While we can’t say for sure that it’s directly related to their being heritage varietals, it was interesting to taste so many fatty compounds (butter, olive oil, pecan, walnut) in these decidedly unflavoured crackers. It certainly isn’t something we’ve ever experienced in crackers made with ‘regular’ grains, flavoured or not, and as such it was enough to make us wonder if those fatty tasting compounds used to be a normal part of the flavour profile of grains, accidentally bred out over the years in favour of other traits.

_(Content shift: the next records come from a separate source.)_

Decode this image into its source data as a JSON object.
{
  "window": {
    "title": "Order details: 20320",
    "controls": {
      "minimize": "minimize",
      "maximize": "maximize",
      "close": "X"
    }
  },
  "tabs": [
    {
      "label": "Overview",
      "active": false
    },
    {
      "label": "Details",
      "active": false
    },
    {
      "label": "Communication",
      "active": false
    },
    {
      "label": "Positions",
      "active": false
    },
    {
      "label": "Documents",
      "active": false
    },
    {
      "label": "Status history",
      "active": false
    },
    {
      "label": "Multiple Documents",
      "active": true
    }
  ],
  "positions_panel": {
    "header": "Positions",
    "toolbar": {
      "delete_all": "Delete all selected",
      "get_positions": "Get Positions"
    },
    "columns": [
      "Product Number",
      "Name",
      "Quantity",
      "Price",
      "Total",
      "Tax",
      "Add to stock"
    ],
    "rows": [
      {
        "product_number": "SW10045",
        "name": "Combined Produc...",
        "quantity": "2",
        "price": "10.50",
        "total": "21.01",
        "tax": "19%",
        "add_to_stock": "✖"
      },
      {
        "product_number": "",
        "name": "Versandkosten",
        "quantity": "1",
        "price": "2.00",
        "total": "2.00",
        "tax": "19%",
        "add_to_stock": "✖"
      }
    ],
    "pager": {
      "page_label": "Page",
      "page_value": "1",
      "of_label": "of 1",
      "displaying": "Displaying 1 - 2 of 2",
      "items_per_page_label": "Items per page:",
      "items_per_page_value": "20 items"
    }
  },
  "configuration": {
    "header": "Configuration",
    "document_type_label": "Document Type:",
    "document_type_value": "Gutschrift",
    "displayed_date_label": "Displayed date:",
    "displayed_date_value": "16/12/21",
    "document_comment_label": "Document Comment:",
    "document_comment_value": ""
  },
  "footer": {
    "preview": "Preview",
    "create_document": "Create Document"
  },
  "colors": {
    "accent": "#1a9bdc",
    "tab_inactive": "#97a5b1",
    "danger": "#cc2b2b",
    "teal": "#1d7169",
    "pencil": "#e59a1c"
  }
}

These are good crackers, especially considering how absolutely reductionist they are by design – early batches didn’t even have sugar in them! In a field that’s generally devoid of true innovation, Hayden Flour Mills is definitely doing something different. They’re a young company, so it’ll be exciting to watch them grow. We hope the standards they hold their own grains to will eventually trickle down to their secondary ingredients (sugar, oils, etc), but considering how few other shortcuts they’ve taken up to this point we’ll optimistically hold out for that possibility.
*White Sonora wheat is the oldest surviving wheat varietal grown in North America with a documented history dating back to at least the 1700s.
For those interested in the resurgence of ancient grains in an increasingly gluten-phobic culture, Lauren Saria wrote a great article on the topic for the Phoenix New Times.